Anti-gun groups have seized on the Trayvon Martin shooting in Florida, operating under the assumption that you should never let a good firearms-related tragedy go to waste. Regardless of the facts. The resulting media meme: the Sunshine State has “lax” gun laws brought into being by the evil gun lobby. As Paul Valone wrote, if George Zimmerman didn’t shoot Martin Trayvon in self-defense, Florida’s vilified Stand Your Ground (SYG) law has nothing to do with it. If he did, the law “grants immunity from litigation and malicious prosecution for people who justifiably use deadly force.” As it should. Right? Not if you’re from Massachusetts . . .
Section 8A. It shall be an act of lawful defense if a person, who is an occupant of a dwelling or in any place that they have a right to be, used deadly force, or less than deadly force, if he or she acted in the reasonable belief that an assailant was about to inflict great bodily injury or death upon themselves or upon another person who also had a right to be in the location. There shall be no duty on a person to retreat from any place that they have a right to be. An act of lawful defense as outlined in this section shall not be cause for arrest or prosecution. Further, an act of lawful defense under this section shall not be cause for the revocation of a license issued under sections, 122, 123, 129B or 131 of Chapter 140.
Click here to listen to a WBUR radio interview with Jim Wallace, executive director of the Gun Owners’ Action League, about the bill. You know; in the wake of the Trayvon Martin shooting. You want to talk about informed, objective journalism or reasoned debate? Go somewhere else, ’cause here’s the text of the interviewer’s first question:
So Mr. Wallace it does seem that the killing of Trayvon Martin, an unarmed black boy [!] who was carrying a box of Skittles is exactly the kind of tragic outcome that this kind of law would encourage. Why is it a good idea?
Jimbo parries well. Unfortunately, he fails to make it completely clear that a self-defense shooter’s belief that their life was in danger at the time of a shooting isn’t enough under this or any other SYG law. The shooter’s belief must pass legal review.

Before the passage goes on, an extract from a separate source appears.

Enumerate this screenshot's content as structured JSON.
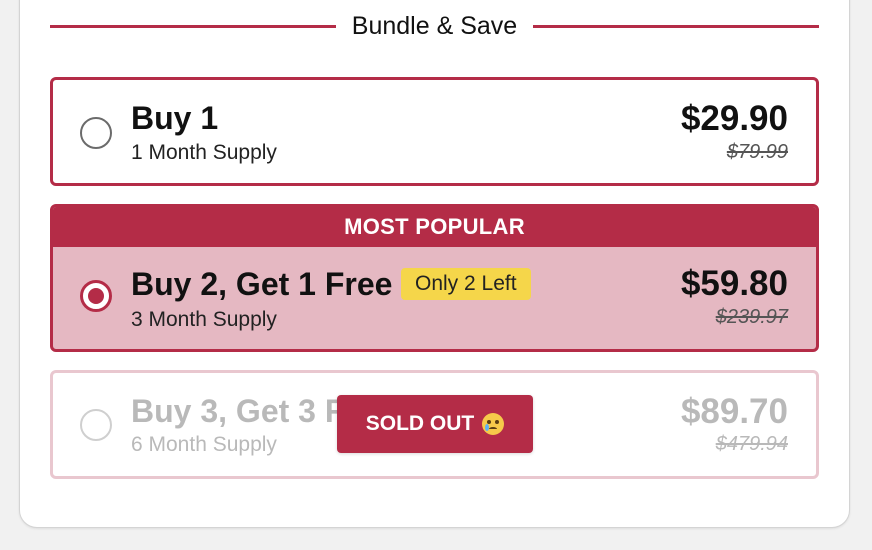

By the same token, it’s critical to note that the “reasonable person” test for justifiable ballistic self-defense doesn’t refer to the shooter; it’s the DA and (perhaps) the jury that determines what’s reasonable in any given set of circumstances.
The WBUR interview is pretty bad, complete with ye olde Wild West analogy, “the cops are against SYG so you’re on the wrong side of the issue” and only cops are qualified to use armed self-defense shtick.
Meanwhile, the Boston Herald gives voice to a Trayvon-fuelled anti-gun activist appalled by the possibility of a Massachusetts SYG law.
“It’s an excuse to kill without accountability. We don’t need it in Massachusetts, and shame on Steve Brewer for proposing it,” said John Rosenthal, the head of Stop Handgun Violence. “Look no farther than Trayvon Martin.”
Better yet, blue state Bay Staters shouldn’t think for themselves. Or, God forbid, consider the facts of the matter. Otherwise, they might form an entirely different opinion than the one promoted by the not-entirely-unpredictable confluence of race baiters and gun grabbers who see Martin’s death as their time to shine.
As for Brewer’s SYG bill, Massachusetts governor Duvall Patrick has the final word: “It won’t get past my desk.”